Find and copy every line in the records that includes the string "icon".

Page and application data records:
......

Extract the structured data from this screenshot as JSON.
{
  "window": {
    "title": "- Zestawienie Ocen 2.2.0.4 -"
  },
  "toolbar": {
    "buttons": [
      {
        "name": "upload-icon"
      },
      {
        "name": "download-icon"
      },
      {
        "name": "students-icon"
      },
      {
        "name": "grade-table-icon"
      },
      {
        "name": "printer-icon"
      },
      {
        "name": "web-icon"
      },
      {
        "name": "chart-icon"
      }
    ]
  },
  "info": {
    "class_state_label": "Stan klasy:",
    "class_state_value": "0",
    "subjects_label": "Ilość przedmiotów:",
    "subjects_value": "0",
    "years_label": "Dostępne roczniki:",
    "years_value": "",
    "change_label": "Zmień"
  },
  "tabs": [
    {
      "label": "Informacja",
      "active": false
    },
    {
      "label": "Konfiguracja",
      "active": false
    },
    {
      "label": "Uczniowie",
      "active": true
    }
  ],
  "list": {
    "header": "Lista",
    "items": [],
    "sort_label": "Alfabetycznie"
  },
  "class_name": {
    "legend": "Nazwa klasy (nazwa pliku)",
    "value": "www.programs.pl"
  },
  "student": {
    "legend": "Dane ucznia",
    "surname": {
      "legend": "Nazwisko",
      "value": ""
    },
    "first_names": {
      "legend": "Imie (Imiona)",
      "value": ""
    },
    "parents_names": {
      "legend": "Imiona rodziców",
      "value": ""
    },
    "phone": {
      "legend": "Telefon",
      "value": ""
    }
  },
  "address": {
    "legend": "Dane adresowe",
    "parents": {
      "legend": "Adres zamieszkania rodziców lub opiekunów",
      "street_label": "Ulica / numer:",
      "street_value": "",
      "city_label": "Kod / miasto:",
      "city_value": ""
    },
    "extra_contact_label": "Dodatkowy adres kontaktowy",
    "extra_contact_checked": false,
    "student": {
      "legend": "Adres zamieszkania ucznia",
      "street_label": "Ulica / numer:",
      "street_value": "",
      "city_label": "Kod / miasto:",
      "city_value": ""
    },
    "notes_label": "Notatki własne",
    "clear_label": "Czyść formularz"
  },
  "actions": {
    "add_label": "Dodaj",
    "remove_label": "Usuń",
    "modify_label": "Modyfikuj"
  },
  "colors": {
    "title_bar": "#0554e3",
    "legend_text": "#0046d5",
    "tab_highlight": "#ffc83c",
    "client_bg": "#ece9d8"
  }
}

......

#### [Response box]
        "name": "upload-icon"
        "name": "download-icon"
        "name": "students-icon"
        "name": "grade-table-icon"
        "name": "printer-icon"
        "name": "web-icon"
        "name": "chart-icon"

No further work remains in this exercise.